◆ **What is needed**
In the data below, find every line with the string "true" and pull it out.

◆ **Data listing**
■ ■ ■ ■ ■ ■ ■

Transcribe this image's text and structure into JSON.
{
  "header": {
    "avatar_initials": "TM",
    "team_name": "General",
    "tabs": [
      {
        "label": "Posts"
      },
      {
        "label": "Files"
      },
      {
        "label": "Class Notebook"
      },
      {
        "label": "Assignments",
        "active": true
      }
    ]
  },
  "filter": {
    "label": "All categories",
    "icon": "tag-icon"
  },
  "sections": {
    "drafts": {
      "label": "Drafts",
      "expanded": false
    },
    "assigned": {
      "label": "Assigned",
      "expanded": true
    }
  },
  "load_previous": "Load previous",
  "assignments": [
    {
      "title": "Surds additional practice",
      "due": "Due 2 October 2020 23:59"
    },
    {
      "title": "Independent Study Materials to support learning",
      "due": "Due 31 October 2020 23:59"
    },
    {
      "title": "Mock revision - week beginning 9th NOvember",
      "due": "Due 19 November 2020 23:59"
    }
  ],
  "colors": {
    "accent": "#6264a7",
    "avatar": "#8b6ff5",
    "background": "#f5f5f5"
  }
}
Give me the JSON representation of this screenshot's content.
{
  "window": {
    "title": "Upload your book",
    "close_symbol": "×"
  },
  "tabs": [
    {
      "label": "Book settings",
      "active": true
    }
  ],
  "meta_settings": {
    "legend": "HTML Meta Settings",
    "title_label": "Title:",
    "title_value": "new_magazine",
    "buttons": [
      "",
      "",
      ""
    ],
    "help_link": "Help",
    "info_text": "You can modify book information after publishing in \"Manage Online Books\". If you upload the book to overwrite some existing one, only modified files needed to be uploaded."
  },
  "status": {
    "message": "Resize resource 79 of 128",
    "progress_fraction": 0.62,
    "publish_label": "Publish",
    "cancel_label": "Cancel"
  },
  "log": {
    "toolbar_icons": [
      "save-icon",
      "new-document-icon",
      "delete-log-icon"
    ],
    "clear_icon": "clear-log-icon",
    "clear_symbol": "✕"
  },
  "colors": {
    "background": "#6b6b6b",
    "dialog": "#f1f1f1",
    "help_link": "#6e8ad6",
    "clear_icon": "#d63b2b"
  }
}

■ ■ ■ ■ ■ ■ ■

◆ **Expected answer**
        "active": true
      "expanded": true
      "active": true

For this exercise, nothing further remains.